Compounding the industry’s problems, Kazakhstan’s annual economic growth rate fell from 6% in 2013 to 4.2% in 2014 and 1.2% in 2015. According to official statistics, the economy expanded by a meager 0.1% in the first six months of 2016. The slowdown has further reduced the population’s purchasing power.
But Kim shares the project participants’ optimism that cars produced by the plant in the $5,000-$12,000 price range will continue to be in demand in Kazakhstan and neighboring countries. “Lada cars remain competitive in the country because they simply don’t have competitors from other producers in the low-price segment, and this is their key selling point compared to cars produced in Europe or Asia,” he said.

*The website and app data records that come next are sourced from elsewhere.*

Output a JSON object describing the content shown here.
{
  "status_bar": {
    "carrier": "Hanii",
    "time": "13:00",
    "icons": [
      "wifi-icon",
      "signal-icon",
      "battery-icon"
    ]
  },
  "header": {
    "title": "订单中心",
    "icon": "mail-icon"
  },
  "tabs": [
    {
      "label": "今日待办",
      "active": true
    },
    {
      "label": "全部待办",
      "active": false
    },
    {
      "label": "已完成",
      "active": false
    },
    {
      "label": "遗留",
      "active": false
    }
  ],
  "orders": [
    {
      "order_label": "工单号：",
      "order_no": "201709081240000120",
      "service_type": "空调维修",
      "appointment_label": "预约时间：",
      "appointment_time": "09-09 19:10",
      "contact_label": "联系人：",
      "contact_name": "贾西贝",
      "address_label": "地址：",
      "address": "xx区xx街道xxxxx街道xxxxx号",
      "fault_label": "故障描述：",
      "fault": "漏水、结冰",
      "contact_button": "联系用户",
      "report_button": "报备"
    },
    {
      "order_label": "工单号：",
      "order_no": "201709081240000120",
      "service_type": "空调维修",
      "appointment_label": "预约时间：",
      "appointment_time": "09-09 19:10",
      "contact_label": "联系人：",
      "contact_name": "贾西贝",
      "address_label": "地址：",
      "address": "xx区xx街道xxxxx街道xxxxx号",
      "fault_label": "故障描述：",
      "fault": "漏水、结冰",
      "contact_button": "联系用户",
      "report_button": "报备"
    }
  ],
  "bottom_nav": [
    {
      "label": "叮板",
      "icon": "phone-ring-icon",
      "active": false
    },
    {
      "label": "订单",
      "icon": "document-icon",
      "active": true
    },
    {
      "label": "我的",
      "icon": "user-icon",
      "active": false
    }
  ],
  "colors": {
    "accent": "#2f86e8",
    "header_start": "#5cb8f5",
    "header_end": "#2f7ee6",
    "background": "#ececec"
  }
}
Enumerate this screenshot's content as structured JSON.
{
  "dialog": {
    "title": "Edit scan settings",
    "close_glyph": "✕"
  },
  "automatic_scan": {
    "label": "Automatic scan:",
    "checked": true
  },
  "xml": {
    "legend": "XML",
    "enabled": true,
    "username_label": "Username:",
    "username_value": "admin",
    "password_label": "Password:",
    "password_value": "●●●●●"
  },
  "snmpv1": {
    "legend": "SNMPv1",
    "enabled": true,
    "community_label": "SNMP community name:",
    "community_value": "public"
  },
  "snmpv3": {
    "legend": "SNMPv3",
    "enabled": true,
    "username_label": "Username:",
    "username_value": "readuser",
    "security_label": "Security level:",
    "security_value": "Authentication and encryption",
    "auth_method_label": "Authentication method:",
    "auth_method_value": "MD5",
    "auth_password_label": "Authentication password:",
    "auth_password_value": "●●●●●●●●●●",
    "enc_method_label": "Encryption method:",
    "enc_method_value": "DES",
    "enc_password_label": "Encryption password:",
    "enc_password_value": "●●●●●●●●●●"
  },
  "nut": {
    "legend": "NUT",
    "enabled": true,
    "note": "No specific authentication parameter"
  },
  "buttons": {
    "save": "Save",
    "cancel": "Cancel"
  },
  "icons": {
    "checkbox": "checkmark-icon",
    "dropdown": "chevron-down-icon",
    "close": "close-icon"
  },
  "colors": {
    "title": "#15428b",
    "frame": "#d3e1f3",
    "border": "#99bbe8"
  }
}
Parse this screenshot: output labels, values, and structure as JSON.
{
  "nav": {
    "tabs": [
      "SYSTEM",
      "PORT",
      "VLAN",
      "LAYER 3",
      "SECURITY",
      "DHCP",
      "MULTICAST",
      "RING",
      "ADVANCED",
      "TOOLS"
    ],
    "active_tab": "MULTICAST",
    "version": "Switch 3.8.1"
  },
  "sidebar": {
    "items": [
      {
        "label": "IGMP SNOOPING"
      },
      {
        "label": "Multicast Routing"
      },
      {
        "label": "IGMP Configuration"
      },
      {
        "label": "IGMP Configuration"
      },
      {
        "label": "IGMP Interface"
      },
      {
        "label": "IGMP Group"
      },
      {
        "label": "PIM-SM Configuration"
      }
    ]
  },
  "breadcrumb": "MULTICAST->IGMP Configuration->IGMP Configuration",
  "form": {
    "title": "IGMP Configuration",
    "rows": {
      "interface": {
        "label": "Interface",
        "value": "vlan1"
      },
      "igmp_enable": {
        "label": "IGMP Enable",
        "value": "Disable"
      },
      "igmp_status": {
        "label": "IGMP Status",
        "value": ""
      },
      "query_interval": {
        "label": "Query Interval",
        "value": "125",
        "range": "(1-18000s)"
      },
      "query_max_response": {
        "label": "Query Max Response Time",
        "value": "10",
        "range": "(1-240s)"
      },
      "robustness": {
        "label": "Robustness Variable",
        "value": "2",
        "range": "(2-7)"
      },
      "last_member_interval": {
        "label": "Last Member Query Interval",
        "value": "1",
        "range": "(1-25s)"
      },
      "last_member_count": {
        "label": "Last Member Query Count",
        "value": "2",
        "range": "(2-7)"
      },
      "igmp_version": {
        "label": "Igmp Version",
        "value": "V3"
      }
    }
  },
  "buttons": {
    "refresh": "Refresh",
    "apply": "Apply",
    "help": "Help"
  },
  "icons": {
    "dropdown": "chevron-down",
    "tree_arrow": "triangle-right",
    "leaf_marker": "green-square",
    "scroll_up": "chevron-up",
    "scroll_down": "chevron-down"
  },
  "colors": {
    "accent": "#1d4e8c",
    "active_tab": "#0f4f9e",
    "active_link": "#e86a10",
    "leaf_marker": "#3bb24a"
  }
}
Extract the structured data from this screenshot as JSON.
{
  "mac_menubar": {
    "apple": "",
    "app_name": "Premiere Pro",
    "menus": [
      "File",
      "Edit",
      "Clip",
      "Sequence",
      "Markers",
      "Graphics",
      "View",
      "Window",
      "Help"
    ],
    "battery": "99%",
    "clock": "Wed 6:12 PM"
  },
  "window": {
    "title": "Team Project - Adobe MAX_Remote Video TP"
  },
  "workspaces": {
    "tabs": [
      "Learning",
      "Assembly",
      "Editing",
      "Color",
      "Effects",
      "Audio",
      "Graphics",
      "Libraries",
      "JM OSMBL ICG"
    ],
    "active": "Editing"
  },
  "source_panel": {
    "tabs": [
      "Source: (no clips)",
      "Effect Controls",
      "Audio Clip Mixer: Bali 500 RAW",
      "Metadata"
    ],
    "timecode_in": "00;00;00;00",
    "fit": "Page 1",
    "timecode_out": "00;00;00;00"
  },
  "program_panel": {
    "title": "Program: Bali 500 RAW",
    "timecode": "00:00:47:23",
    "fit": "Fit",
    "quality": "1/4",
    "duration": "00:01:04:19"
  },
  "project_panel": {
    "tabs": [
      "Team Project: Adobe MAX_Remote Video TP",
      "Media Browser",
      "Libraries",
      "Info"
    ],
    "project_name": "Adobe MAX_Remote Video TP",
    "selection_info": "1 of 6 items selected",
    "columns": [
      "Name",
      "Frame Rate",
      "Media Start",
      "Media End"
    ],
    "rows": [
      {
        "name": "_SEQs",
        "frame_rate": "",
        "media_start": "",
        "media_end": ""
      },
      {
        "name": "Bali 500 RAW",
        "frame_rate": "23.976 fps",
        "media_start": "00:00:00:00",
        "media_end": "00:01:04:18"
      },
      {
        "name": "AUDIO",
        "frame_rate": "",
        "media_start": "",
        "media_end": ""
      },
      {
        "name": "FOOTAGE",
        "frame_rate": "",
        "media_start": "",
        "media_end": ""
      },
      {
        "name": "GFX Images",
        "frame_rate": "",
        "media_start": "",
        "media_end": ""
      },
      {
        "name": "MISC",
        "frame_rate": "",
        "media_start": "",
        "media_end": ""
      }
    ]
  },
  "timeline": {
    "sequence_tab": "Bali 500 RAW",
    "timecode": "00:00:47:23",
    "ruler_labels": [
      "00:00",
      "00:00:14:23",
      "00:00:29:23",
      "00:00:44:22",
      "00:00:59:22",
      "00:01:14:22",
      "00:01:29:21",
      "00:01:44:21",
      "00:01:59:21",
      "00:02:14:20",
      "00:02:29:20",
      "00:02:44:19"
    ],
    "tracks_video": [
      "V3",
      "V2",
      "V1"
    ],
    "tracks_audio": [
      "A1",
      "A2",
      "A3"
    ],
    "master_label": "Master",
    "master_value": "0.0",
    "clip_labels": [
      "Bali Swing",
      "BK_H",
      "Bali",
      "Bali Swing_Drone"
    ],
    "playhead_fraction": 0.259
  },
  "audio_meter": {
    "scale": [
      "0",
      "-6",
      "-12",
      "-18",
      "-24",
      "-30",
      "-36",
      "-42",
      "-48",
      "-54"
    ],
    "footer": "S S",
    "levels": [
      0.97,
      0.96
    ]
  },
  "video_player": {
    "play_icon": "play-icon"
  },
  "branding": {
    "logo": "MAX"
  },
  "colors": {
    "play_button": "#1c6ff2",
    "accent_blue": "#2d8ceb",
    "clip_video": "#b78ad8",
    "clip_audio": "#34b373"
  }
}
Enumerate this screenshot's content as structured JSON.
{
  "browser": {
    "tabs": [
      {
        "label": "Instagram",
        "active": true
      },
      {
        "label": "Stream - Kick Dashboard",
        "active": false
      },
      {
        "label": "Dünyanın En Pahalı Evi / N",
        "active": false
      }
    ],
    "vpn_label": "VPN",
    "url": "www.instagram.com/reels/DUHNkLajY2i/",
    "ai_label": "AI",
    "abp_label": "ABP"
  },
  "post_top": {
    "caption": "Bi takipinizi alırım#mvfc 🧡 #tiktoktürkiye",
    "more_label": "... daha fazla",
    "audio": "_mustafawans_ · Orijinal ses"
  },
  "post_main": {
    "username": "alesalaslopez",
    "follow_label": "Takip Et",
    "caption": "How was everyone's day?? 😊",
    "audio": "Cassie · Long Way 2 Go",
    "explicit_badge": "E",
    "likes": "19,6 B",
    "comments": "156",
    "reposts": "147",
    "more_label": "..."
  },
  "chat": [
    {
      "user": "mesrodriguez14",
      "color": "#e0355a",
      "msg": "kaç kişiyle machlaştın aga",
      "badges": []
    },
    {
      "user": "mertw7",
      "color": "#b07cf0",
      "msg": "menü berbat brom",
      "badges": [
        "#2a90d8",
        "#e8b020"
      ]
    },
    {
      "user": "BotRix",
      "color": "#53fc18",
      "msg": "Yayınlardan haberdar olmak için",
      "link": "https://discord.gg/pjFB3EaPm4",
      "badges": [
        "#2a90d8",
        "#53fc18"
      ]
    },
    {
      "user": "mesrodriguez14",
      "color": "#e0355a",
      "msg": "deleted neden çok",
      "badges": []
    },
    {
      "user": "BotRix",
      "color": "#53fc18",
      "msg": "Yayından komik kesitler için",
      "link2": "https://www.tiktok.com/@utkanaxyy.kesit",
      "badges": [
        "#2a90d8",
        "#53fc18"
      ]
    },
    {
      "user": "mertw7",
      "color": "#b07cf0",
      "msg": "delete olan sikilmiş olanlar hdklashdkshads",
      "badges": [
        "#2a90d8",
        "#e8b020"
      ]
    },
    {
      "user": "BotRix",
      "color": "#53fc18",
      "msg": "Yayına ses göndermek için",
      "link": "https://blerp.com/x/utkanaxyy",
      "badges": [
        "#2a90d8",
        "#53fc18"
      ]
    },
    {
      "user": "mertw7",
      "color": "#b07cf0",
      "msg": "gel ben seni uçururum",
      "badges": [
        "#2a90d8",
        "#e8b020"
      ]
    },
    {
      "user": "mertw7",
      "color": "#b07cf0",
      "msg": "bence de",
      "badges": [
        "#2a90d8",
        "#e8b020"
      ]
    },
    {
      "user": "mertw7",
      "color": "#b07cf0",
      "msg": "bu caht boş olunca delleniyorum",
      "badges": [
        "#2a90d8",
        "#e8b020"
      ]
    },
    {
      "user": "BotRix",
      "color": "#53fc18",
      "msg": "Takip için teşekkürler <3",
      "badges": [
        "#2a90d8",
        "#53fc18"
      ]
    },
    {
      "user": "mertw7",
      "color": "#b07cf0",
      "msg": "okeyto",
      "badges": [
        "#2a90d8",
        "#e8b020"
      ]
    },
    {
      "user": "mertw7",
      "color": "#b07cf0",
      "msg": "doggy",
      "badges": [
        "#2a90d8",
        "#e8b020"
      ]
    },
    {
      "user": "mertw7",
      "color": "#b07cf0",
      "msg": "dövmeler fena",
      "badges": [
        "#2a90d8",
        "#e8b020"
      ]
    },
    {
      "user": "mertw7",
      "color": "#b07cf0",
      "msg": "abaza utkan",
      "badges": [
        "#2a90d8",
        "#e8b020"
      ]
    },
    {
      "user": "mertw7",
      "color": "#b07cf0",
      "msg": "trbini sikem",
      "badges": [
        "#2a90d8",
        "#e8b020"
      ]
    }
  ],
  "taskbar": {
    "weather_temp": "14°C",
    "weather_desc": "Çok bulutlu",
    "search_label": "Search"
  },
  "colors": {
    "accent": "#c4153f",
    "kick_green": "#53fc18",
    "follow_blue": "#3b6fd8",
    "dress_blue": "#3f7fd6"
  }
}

Financing for the full $380 million scheme remains unresolved. In March 2016 Dmitry Pankin, chairman of the Russia and Kazakhstan-led Eurasian Development Bank, floated the idea that the bank might provide $132 million for the project. However, Pankin later told Russian media that before committing to providing funds he wanted the Russian company to explain how and where it was going to sell Kazakh-made cars given that it was underusing the capacity of its Russian facilities.
The bank said: “Negotiations are under way between the parties at the moment. The final decision on the bank’s involvement in the project has not yet been adopted.”
Bipek AziaAvto has also sought help from the Kazakh government, but with few results so far. A request made in June for $90 million from the Baiterek holding company, which manages Kazakhstan’s development institutions, remain unanswered.
However, with global oil prices trading significantly above the government’s budget planning assumption of $35 a barrel and the country’s energy production expected to recover following a relaunch in October of the problem-plagued Kashagan field, the government may again become flush with money to fund its car ambitions. “Time will tell whether the plant will achieve the project capacity of 120,000 cars a year,” said Kim.
NAUBET BISENOV, Contributing writer